*** Opening of Data in this exercise ***

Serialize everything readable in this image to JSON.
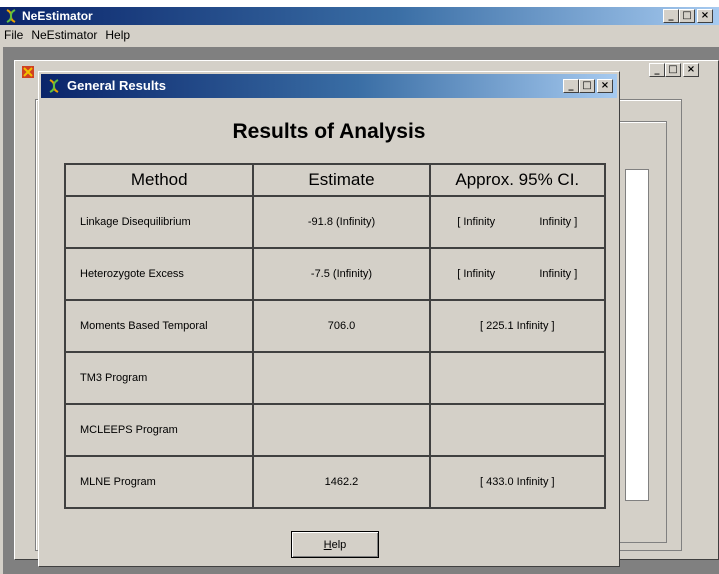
{
  "app": {
    "title": "NeEstimator",
    "menu": [
      "File",
      "NeEstimator",
      "Help"
    ]
  },
  "window_buttons": {
    "minimize": "_",
    "maximize": "□",
    "close": "×"
  },
  "dialog": {
    "title": "General Results",
    "heading": "Results of Analysis",
    "columns": [
      "Method",
      "Estimate",
      "Approx. 95% CI."
    ],
    "rows": [
      {
        "method": "Linkage Disequilibrium",
        "estimate": "-91.8 (Infinity)",
        "ci_low": "[ Infinity",
        "ci_high": "Infinity ]"
      },
      {
        "method": "Heterozygote Excess",
        "estimate": "-7.5 (Infinity)",
        "ci_low": "[ Infinity",
        "ci_high": "Infinity ]"
      },
      {
        "method": "Moments Based Temporal",
        "estimate": "706.0",
        "ci": "[ 225.1 Infinity ]"
      },
      {
        "method": "TM3 Program",
        "estimate": "",
        "ci": ""
      },
      {
        "method": "MCLEEPS Program",
        "estimate": "",
        "ci": ""
      },
      {
        "method": "MLNE Program",
        "estimate": "1462.2",
        "ci": "[ 433.0 Infinity ]"
      }
    ],
    "help_button": {
      "prefix": "H",
      "rest": "elp"
    }
  }
}
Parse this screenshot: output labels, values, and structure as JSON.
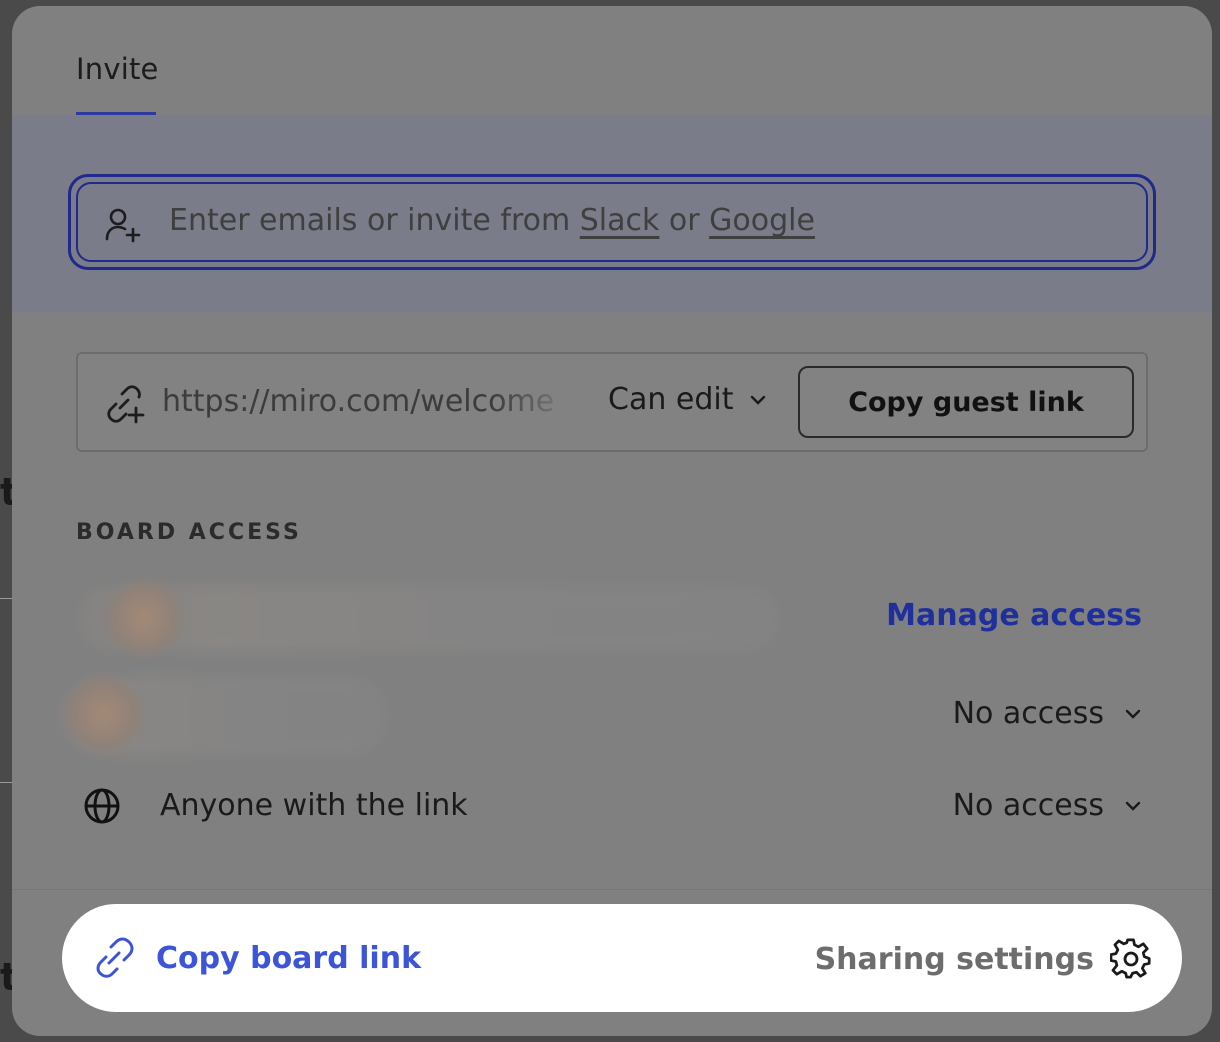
{
  "tabs": [
    {
      "label": "Invite",
      "active": true
    }
  ],
  "invite": {
    "placeholder_prefix": "Enter emails or invite from ",
    "slack": "Slack",
    "or": " or ",
    "google": "Google"
  },
  "guest_link": {
    "url": "https://miro.com/welcome",
    "permission": "Can edit",
    "copy_label": "Copy guest link"
  },
  "board_access": {
    "section_label": "BOARD ACCESS",
    "manage_label": "Manage access",
    "rows": [
      {
        "permission": "No access"
      },
      {
        "label": "Anyone with the link",
        "permission": "No access"
      }
    ]
  },
  "footer": {
    "copy_board_label": "Copy board link",
    "sharing_settings_label": "Sharing settings"
  },
  "colors": {
    "accent": "#3b55d6",
    "focus_border": "#1f2a8a",
    "overlay": "#808080"
  }
}
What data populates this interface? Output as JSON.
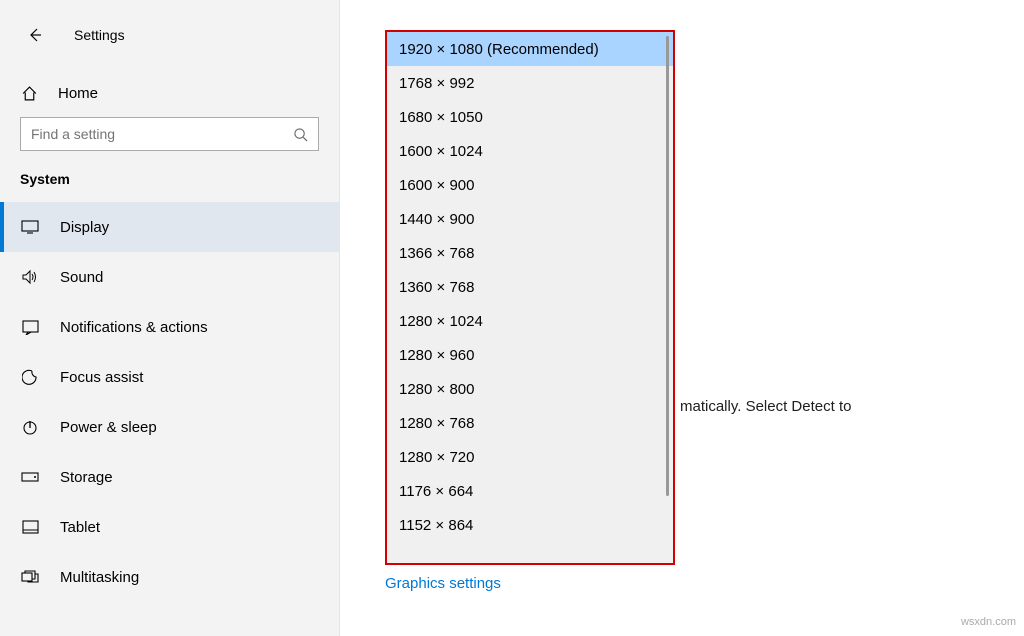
{
  "header": {
    "title": "Settings"
  },
  "home": {
    "label": "Home"
  },
  "search": {
    "placeholder": "Find a setting"
  },
  "section": "System",
  "nav": [
    {
      "label": "Display",
      "active": true
    },
    {
      "label": "Sound"
    },
    {
      "label": "Notifications & actions"
    },
    {
      "label": "Focus assist"
    },
    {
      "label": "Power & sleep"
    },
    {
      "label": "Storage"
    },
    {
      "label": "Tablet"
    },
    {
      "label": "Multitasking"
    }
  ],
  "resolutions": [
    "1920 × 1080 (Recommended)",
    "1768 × 992",
    "1680 × 1050",
    "1600 × 1024",
    "1600 × 900",
    "1440 × 900",
    "1366 × 768",
    "1360 × 768",
    "1280 × 1024",
    "1280 × 960",
    "1280 × 800",
    "1280 × 768",
    "1280 × 720",
    "1176 × 664",
    "1152 × 864"
  ],
  "partial_text": "matically. Select Detect to",
  "graphics_link": "Graphics settings",
  "watermark": "wsxdn.com"
}
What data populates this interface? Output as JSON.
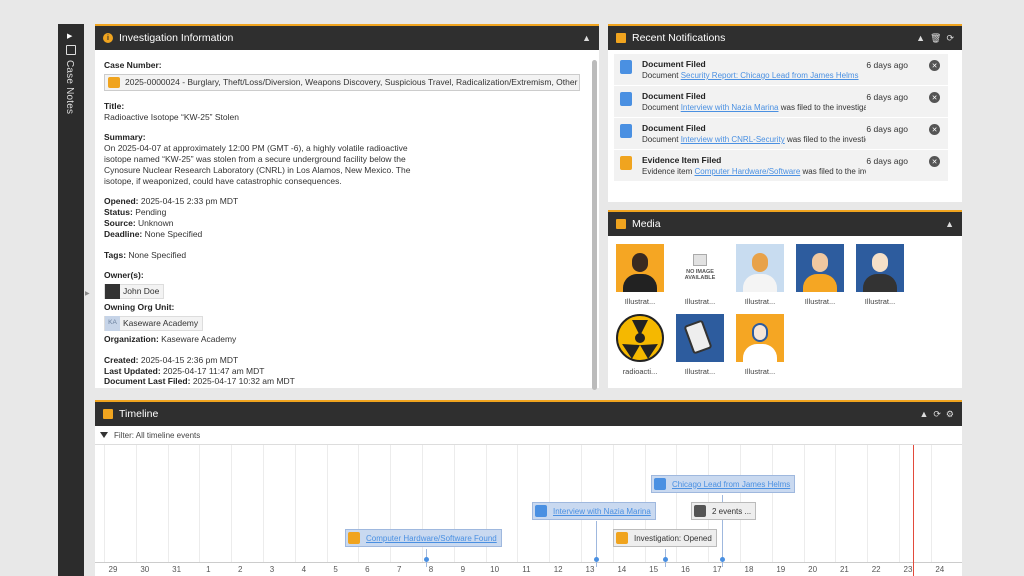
{
  "rail": {
    "label": "Case Notes"
  },
  "investigation": {
    "title": "Investigation Information",
    "case_number_label": "Case Number:",
    "case_number_value": "2025-0000024 - Burglary, Theft/Loss/Diversion, Weapons Discovery, Suspicious Travel, Radicalization/Extremism, Other (describe",
    "title_label": "Title:",
    "title_value": "Radioactive Isotope “KW-25” Stolen",
    "summary_label": "Summary:",
    "summary_lines": [
      "On 2025-04-07 at approximately 12:00 PM (GMT -6), a highly volatile radioactive",
      "isotope named “KW-25” was stolen from a secure underground facility below the",
      "Cynosure Nuclear Research Laboratory (CNRL) in Los Alamos, New Mexico. The",
      "isotope, if weaponized, could have catastrophic consequences."
    ],
    "opened_label": "Opened:",
    "opened_value": "2025-04-15 2:33 pm MDT",
    "status_label": "Status:",
    "status_value": "Pending",
    "source_label": "Source:",
    "source_value": "Unknown",
    "deadline_label": "Deadline:",
    "deadline_value": "None Specified",
    "tags_label": "Tags:",
    "tags_value": "None Specified",
    "owners_label": "Owner(s):",
    "owner_name": "John Doe",
    "org_unit_label": "Owning Org Unit:",
    "org_unit_initials": "KA",
    "org_unit_name": "Kaseware Academy",
    "organization_label": "Organization:",
    "organization_value": "Kaseware Academy",
    "created_label": "Created:",
    "created_value": "2025-04-15 2:36 pm MDT",
    "updated_label": "Last Updated:",
    "updated_value": "2025-04-17 11:47 am MDT",
    "doc_filed_label": "Document Last Filed:",
    "doc_filed_value": "2025-04-17 10:32 am MDT"
  },
  "notifications": {
    "title": "Recent Notifications",
    "items": [
      {
        "title": "Document Filed",
        "prefix": "Document ",
        "link": "Security Report: Chicago Lead from James Helms",
        "suffix": "",
        "ago": "6 days ago"
      },
      {
        "title": "Document Filed",
        "prefix": "Document ",
        "link": "Interview with Nazia Marina",
        "suffix": " was filed to the investigation",
        "ago": "6 days ago"
      },
      {
        "title": "Document Filed",
        "prefix": "Document ",
        "link": "Interview with CNRL-Security",
        "suffix": " was filed to the investigation",
        "ago": "6 days ago"
      },
      {
        "title": "Evidence Item Filed",
        "prefix": "Evidence item ",
        "link": "Computer Hardware/Software",
        "suffix": " was filed to the investigation",
        "ago": "6 days ago"
      }
    ]
  },
  "media": {
    "title": "Media",
    "no_image_line1": "NO IMAGE",
    "no_image_line2": "AVAILABLE",
    "captions": [
      "Illustrat...",
      "Illustrat...",
      "Illustrat...",
      "Illustrat...",
      "Illustrat...",
      "radioacti...",
      "Illustrat...",
      "Illustrat..."
    ]
  },
  "timeline": {
    "title": "Timeline",
    "filter": "Filter: All timeline events",
    "ticks": [
      "29",
      "30",
      "31",
      "1",
      "2",
      "3",
      "4",
      "5",
      "6",
      "7",
      "8",
      "9",
      "10",
      "11",
      "12",
      "13",
      "14",
      "15",
      "16",
      "17",
      "18",
      "19",
      "20",
      "21",
      "22",
      "23",
      "24"
    ],
    "events": {
      "computer": "Computer Hardware/Software Found",
      "interview": "Interview with Nazia Marina",
      "chicago": "Chicago Lead from James Helms",
      "grouped": "2 events ...",
      "opened": "Investigation: Opened"
    }
  },
  "colors": {
    "accent": "#f0a41f",
    "link": "#4a90e2",
    "header": "#2f2f2f"
  }
}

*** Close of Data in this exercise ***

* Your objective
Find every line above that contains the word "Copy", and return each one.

* Task response
    "copy_label": "Copy guest link"
    "copy_board_label": "Copy board link",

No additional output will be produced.